__Exercise description__
Every line in the records below that holds "screenshot" must be identified and copied.

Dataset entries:
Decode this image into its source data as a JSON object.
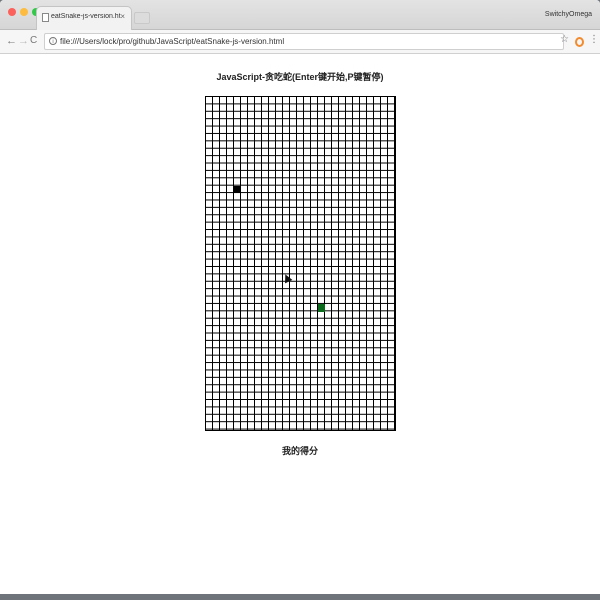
{
  "browser": {
    "tab_title": "eatSnake-js-version.html",
    "tab_close": "×",
    "profile_name": "SwitchyOmega",
    "url": "file:///Users/lock/pro/github/JavaScript/eatSnake-js-version.html",
    "nav": {
      "back": "←",
      "forward": "→",
      "reload": "C"
    },
    "icons": {
      "bookmark": "☆",
      "menu": "⋮",
      "info": "i"
    }
  },
  "game": {
    "title": "JavaScript-贪吃蛇(Enter键开始,P键暂停)",
    "score_label": "我的得分",
    "board": {
      "columns": 27,
      "rows": 45
    },
    "snake": [
      [
        4,
        12
      ]
    ],
    "food": [
      16,
      28
    ],
    "colors": {
      "snake": "#000000",
      "food": "#0a6b1c",
      "grid": "#000000"
    }
  }
}
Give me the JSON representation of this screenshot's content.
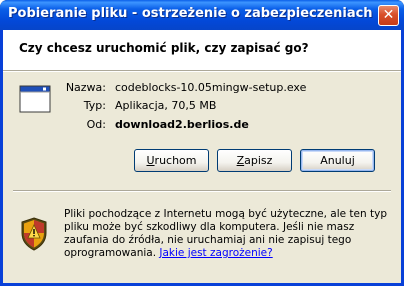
{
  "window": {
    "title": "Pobieranie pliku - ostrzeżenie o zabezpieczeniach",
    "close_glyph": "✕"
  },
  "dialog": {
    "question": "Czy chcesz uruchomić plik, czy zapisać go?",
    "file": {
      "name_label": "Nazwa:",
      "name_value": "codeblocks-10.05mingw-setup.exe",
      "type_label": "Typ:",
      "type_value": "Aplikacja, 70,5 MB",
      "from_label": "Od:",
      "from_value": "download2.berlios.de",
      "icon": "application-window-icon"
    },
    "buttons": {
      "run": {
        "underline": "U",
        "rest": "ruchom"
      },
      "save": {
        "underline": "Z",
        "rest": "apisz"
      },
      "cancel": {
        "label": "Anuluj"
      }
    },
    "warning": {
      "icon": "security-shield-icon",
      "text": "Pliki pochodzące z Internetu mogą być użyteczne, ale ten typ pliku może być szkodliwy dla komputera. Jeśli nie masz zaufania do źródła, nie uruchamiaj ani nie zapisuj tego oprogramowania. ",
      "link": "Jakie jest zagrożenie?"
    }
  },
  "colors": {
    "titlebar": "#0348d8",
    "dialog_bg": "#ece9d8",
    "link": "#0000ff"
  }
}
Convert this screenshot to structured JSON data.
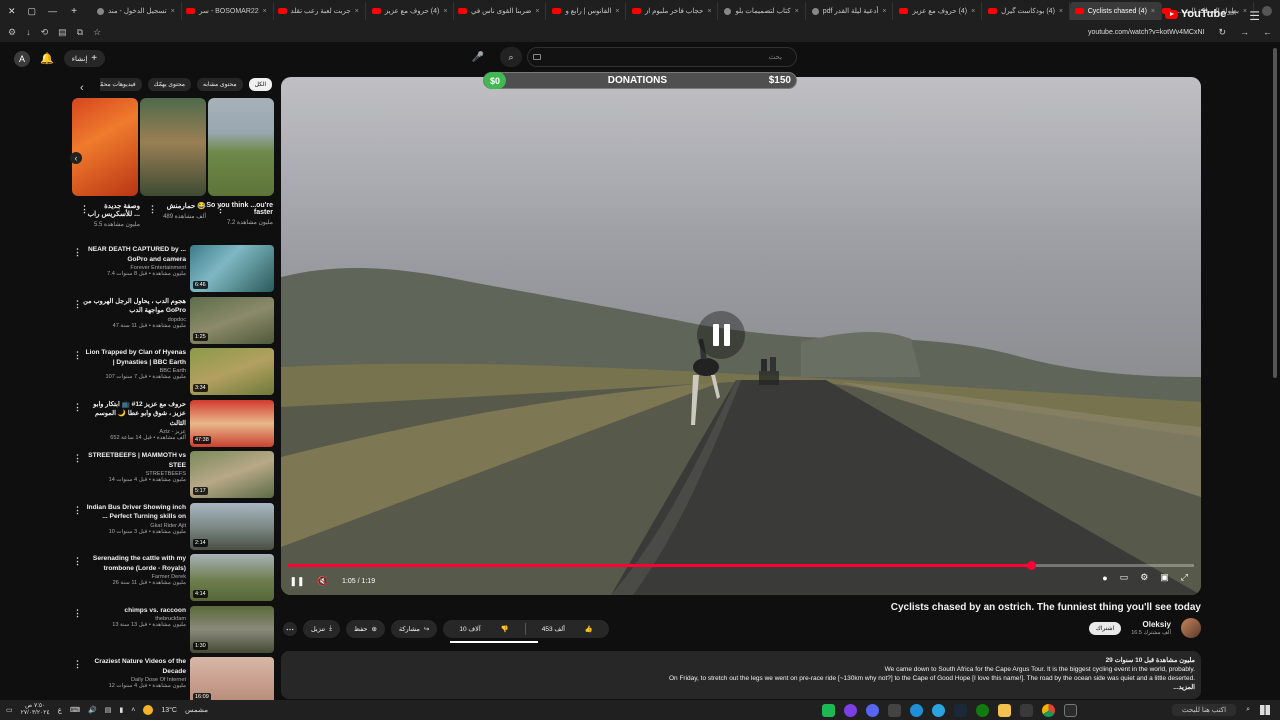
{
  "browser": {
    "tabs": [
      {
        "label": "بطولة المملكة للسه...",
        "type": "yt"
      },
      {
        "label": "(4) Cyclists chased",
        "type": "yt",
        "active": true
      },
      {
        "label": "(4) بودكاست گيرل",
        "type": "yt"
      },
      {
        "label": "(4) حروف مع عزيز",
        "type": "yt"
      },
      {
        "label": "أدعية ليلة القدر pdf",
        "type": "doc"
      },
      {
        "label": "كتاب لتصميمات بلو",
        "type": "doc"
      },
      {
        "label": "حجاب فاخر ملبوم از",
        "type": "yt"
      },
      {
        "label": "الفانوس | رابع و",
        "type": "yt"
      },
      {
        "label": "ضربنا القوى ناس في",
        "type": "yt"
      },
      {
        "label": "(4) حروف مع عزيز",
        "type": "yt"
      },
      {
        "label": "جربت لعبة رعب تقلد",
        "type": "yt"
      },
      {
        "label": "BOSOMAR22 - سر",
        "type": "yt"
      },
      {
        "label": "تسجيل الدخول - مند",
        "type": "doc"
      }
    ],
    "url": "youtube.com/watch?v=kotWv4MCxNI"
  },
  "header": {
    "create_label": "إنشاء",
    "avatar_letter": "A",
    "search_placeholder": "بحث",
    "logo_text": "YouTube",
    "logo_region": "SA"
  },
  "chips": [
    "الكل",
    "محتوى مشابه",
    "محتوى يهمّك",
    "فيديوهات محمّلة حديثًا"
  ],
  "shorts": [
    {
      "title": "So you think ...ou're faster",
      "views": "7.2 مليون مشاهدة"
    },
    {
      "title": "حمار‌منش 😂",
      "views": "489 ألف مشاهدة"
    },
    {
      "title": "وصفة جديدة للأسكريس راب ...",
      "views": "5.5 مليون مشاهدة"
    }
  ],
  "recommendations": [
    {
      "title": "NEAR DEATH CAPTURED by ... GoPro and camera",
      "channel": "Forever Entertainment",
      "meta": "7.4 مليون مشاهدة • قبل 8 سنوات",
      "duration": "6:46"
    },
    {
      "title": "هجوم الدب ، يحاول الرجل الهروب من مواجهة الدب GoPro",
      "channel": "dopdoc",
      "meta": "47 مليون مشاهدة • قبل 11 سنة",
      "duration": "1:25"
    },
    {
      "title": "Lion Trapped by Clan of Hyenas | Dynasties | BBC Earth",
      "channel": "BBC Earth",
      "meta": "107 مليون مشاهدة • قبل 7 سنوات",
      "duration": "3:34"
    },
    {
      "title": "حروف مع عزيز 12# 📺 ابتكار وابو عزيز ، شوق وابو عطا 🌙 الموسم الثالث",
      "channel": "Aziz - عزيز",
      "meta": "652 ألف مشاهدة • قبل 14 ساعة",
      "duration": "47:38"
    },
    {
      "title": "STREETBEEFS | MAMMOTH vs STEE",
      "channel": "STREETBEEFS",
      "meta": "14 مليون مشاهدة • قبل 4 سنوات",
      "duration": "5:17"
    },
    {
      "title": "Indian Bus Driver Showing inch ... Perfect Turning skills on",
      "channel": "Gkat Rider Ajit",
      "meta": "10 مليون مشاهدة • قبل 3 سنوات",
      "duration": "2:14"
    },
    {
      "title": "Serenading the cattle with my trombone (Lorde - Royals)",
      "channel": "Farmer Derek",
      "meta": "26 مليون مشاهدة • قبل 11 سنة",
      "duration": "4:14"
    },
    {
      "title": "chimps vs. raccoon",
      "channel": "thebruckfam",
      "meta": "13 مليون مشاهدة • قبل 13 سنة",
      "duration": "1:30"
    },
    {
      "title": "Craziest Nature Videos of the Decade",
      "channel": "Daily Dose Of Internet",
      "meta": "12 مليون مشاهدة • قبل 4 سنوات",
      "duration": "16:09"
    }
  ],
  "player": {
    "donation_start": "$0",
    "donation_label": "DONATIONS",
    "donation_goal": "$150",
    "time": "1:05 / 1:19",
    "progress": 0.82
  },
  "video": {
    "title": "Cyclists chased by an ostrich. The funniest thing you'll see today",
    "channel": "Oleksiy",
    "subscribers": "16.5 ألف مشترك",
    "subscribe_label": "اشتراك",
    "likes": "453 ألف",
    "dislikes": "10 آلاف",
    "share": "مشاركة",
    "save": "حفظ",
    "download": "تنزيل",
    "description_meta": "29 مليون مشاهدة قبل 10 سنوات",
    "description_line1": "We came down to South Africa for the Cape Argus Tour. It is the biggest cycling event in the world, probably.",
    "description_line2": "On Friday, to stretch out the legs we went on pre-race ride [~130km why not?] to the Cape of Good Hope [I love this name!]. The road by the ocean side was quiet and a little deserted.",
    "more": "...المزيد"
  },
  "taskbar": {
    "weather": "13°C",
    "weather_desc": "مشمس",
    "search_label": "اكتب هنا للبحث",
    "clock_time": "٧:٥٠ ص",
    "clock_date": "٢٧/٠٣/٢٠٢٤"
  }
}
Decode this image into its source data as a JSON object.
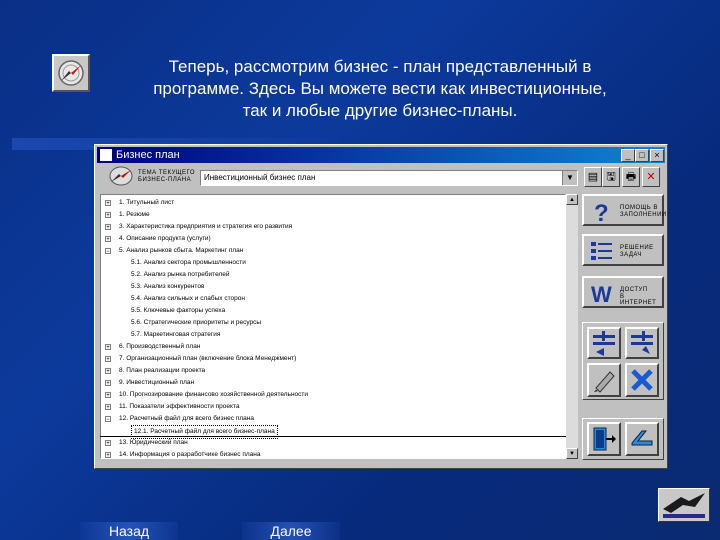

__Answer for the task__
Give me the JSON representation of this screenshot's content.
Convert this screenshot to structured JSON data.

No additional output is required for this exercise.